“We talk about space being one of the fundamentals of the game. This is a deliberate reduction of space.

"Sometimes you only get in twice in a game, the fact that someone is deliberately standing in front of the ball. Gloucester-Bath was a two-minute period with 12 kicks and there was one section in our game [v France] that turned out similar.

“I really hope the trial law in Super Rugby works. What they’ve said is that you can only be onside if someone puts you onside. There are other ways you could change that law, which is if you’re in front you have to go back 10 metres wherever you are. Let’s hope it does create more space for attacking teams.”

Townsend was disappointed his side was lured into the kicking battle against France but does not believe that will be repeated against England on Saturday.

“At the time France were doing nothing. We were winning the kick battles. They went into this kicking strategy, but we didn’t do the same - we chased our kicks. Finn could have stood there for five minutes as nobody was chasing the French kicks.

Scotland Rugby News:

Finn Russell has been involved in these kinds of kick-tennis battles on several occasions but Townsend does not believe his co-captain is being targeted to cut down his counter-attacking options.

The Scotland head coach hopes the issue is among those on the table at a World Rugby ‘Shape of the Game’ conference in London next week.

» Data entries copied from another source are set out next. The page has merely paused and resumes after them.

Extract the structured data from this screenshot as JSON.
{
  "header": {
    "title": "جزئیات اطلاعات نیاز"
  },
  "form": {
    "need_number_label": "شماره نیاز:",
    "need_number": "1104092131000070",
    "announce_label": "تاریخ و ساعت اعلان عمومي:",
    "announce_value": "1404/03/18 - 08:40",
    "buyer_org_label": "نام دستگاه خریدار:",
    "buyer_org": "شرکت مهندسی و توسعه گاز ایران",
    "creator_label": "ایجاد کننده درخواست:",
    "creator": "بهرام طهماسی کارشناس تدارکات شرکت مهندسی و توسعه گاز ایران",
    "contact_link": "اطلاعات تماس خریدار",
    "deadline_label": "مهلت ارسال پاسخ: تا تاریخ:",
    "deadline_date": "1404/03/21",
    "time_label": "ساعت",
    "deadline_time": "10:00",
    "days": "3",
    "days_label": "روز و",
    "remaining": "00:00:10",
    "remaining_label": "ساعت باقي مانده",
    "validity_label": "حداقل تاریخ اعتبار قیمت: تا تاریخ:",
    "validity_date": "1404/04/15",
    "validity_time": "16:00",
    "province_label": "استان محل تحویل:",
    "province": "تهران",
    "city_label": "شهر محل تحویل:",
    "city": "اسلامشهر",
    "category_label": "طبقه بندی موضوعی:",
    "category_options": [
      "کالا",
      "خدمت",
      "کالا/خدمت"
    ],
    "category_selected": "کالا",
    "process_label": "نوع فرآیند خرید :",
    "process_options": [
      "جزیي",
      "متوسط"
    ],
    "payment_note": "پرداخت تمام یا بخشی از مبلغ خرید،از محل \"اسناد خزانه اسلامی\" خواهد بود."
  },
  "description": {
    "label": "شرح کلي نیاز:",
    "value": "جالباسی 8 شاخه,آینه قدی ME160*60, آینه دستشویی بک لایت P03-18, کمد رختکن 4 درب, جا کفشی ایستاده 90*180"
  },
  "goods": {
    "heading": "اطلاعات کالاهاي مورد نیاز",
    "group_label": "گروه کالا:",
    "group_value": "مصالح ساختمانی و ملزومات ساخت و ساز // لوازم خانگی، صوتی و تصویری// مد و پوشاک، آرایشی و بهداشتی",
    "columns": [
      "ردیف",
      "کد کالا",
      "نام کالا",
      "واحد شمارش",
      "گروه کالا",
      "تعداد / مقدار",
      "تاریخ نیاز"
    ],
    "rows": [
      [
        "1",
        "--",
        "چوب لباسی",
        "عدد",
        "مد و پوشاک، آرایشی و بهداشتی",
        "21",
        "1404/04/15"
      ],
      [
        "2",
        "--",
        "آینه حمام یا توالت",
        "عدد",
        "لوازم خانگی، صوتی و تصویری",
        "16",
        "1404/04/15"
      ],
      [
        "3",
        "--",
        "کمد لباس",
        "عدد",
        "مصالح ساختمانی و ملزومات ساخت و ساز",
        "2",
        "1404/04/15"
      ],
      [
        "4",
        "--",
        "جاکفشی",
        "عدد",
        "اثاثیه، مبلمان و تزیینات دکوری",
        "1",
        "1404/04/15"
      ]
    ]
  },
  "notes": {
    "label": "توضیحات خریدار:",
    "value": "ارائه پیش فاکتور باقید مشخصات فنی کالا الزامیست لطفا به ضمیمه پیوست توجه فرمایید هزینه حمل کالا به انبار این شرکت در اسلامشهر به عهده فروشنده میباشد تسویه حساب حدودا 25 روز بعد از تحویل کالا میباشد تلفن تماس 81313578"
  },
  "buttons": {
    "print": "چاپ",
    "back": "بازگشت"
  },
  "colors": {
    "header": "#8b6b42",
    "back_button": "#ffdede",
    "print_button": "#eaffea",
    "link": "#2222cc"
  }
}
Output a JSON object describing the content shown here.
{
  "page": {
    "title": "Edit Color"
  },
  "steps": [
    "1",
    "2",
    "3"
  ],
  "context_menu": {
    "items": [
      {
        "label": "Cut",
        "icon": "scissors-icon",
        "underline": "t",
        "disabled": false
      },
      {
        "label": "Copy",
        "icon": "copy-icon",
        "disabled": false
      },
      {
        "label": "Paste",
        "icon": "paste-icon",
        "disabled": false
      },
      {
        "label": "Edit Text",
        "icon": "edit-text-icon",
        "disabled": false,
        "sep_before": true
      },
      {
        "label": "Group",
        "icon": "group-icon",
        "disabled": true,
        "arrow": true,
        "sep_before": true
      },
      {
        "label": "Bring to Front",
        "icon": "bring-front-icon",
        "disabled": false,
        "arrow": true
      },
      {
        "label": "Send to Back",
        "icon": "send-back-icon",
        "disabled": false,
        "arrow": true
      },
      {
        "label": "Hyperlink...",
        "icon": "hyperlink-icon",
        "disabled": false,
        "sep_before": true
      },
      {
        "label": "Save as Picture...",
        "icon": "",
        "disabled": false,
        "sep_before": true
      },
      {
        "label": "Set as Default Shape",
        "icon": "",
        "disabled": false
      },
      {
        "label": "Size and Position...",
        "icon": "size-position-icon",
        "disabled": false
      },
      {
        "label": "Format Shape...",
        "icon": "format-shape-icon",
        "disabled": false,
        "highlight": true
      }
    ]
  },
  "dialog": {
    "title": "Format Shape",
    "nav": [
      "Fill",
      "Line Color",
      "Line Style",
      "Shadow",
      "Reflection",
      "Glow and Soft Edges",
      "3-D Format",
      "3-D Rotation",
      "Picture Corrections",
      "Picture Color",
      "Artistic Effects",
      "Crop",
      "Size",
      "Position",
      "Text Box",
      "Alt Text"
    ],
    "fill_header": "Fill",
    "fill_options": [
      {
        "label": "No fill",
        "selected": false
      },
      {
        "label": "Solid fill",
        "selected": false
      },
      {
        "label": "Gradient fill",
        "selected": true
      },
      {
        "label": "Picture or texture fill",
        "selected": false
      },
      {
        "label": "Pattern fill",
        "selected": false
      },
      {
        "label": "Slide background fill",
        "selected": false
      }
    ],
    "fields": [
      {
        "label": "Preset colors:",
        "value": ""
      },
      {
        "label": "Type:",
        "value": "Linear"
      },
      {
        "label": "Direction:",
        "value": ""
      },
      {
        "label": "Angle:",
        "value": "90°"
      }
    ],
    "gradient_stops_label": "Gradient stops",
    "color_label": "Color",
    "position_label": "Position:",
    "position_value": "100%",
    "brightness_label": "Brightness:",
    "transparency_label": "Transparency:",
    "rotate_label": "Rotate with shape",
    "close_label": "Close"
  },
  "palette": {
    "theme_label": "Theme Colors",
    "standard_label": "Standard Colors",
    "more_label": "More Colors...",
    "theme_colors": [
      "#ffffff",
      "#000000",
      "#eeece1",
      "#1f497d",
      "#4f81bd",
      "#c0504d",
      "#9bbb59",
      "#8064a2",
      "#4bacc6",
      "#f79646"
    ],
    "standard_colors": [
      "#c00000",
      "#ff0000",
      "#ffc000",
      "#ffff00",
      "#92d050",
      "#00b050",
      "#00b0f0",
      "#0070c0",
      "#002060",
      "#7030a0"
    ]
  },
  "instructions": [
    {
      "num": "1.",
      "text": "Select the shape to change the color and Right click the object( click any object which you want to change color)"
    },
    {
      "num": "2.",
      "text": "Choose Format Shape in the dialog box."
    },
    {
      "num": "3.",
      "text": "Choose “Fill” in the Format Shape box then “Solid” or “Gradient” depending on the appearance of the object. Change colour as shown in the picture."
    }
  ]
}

He said: “I’m sure this will be one of the laws they discuss and potentially changing or trialing it somewhere.”